An official from the Federal Communications Commission (FCC) confirmed that the agency has filed its rules on net neutrality to the Federal Register for publishing. Once it is formally published, opposing parties can file legal challenges to question the ruling.
Prior to the filing, a specialized briefing was held for state and local governments where the FCC made further clarifications, covering the issue on municipal broadband and network neutrality. The briefing, which lasted for an hour, discussed the rationale behind FCC's decision to vacate state restrictions on broadband. It also tackled the agency's controversial decision to use the provisions stated in Title II of the Communications Act of 1934 in their bid to regulate Internet access.
Several groups are expected to file legal challenges against the agency's new ruling once it is published. These include the American Cable Association (ACA) and USTelecom.
The agency's filing came a week and a half after the first wave of lawsuits that attempted to question - and eventually block - the new rules on net neutrality. According to an FCC official, the lawsuits came from Alamo Broadband and USTelecom. However, it is highly likely that the lawsuits would be dismissed since they were filed merely 12 days after the new rules were initially published.
The FCC used Title II of the Communications Act of 1934 as its basis for regulating Internet access. On the issue of net neutrality, also known as "Open Internet Rules," the agency wanted to apply the so-called "light-touch" regulation of the Internet, believing that such move would result in a heightened competition among carriers.
Moreover, the agency wanted to ensure that American citizens are given unfiltered access to the web and that speed throttling or paid prioritization would not in any way influence such type of access.
"By this, we mean that broadband providers may not favor some lawful Internet traffic over others in exchange or consideration of any kind," said Claude Aiken, deputy chief of the FCC Wireline Competition Bureau's Competition Policy Division. "In other words, no fast lanes. This rule also bans ISPs from prioritizing content and services of their affiliates."

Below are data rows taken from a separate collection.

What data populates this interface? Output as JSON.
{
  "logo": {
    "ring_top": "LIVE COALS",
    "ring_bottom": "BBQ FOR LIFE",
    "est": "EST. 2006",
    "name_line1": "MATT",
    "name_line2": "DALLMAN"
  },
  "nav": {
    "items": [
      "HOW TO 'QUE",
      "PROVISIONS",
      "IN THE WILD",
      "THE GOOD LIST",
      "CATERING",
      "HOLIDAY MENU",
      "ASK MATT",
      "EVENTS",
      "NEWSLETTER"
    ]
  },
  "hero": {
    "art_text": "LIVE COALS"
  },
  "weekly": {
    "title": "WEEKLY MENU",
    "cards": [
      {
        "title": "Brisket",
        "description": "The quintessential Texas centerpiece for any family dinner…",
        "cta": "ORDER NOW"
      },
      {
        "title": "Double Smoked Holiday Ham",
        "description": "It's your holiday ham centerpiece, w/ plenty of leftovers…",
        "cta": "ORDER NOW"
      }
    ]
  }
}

Aiken also stated some of the provisions in Title II that do not apply to the open Internet ruling. These include provisions that deal with tariffing, rate regulation and unbundling.
It appears as though most telecom executives, which include those from Verizon and AT&T, are supportive of the principles on unblocking web traffic. What they are against is the FCC's decision to use Title II of the Communications Act in regulating broadband service.
Photo: Backbone Campaign | Flickr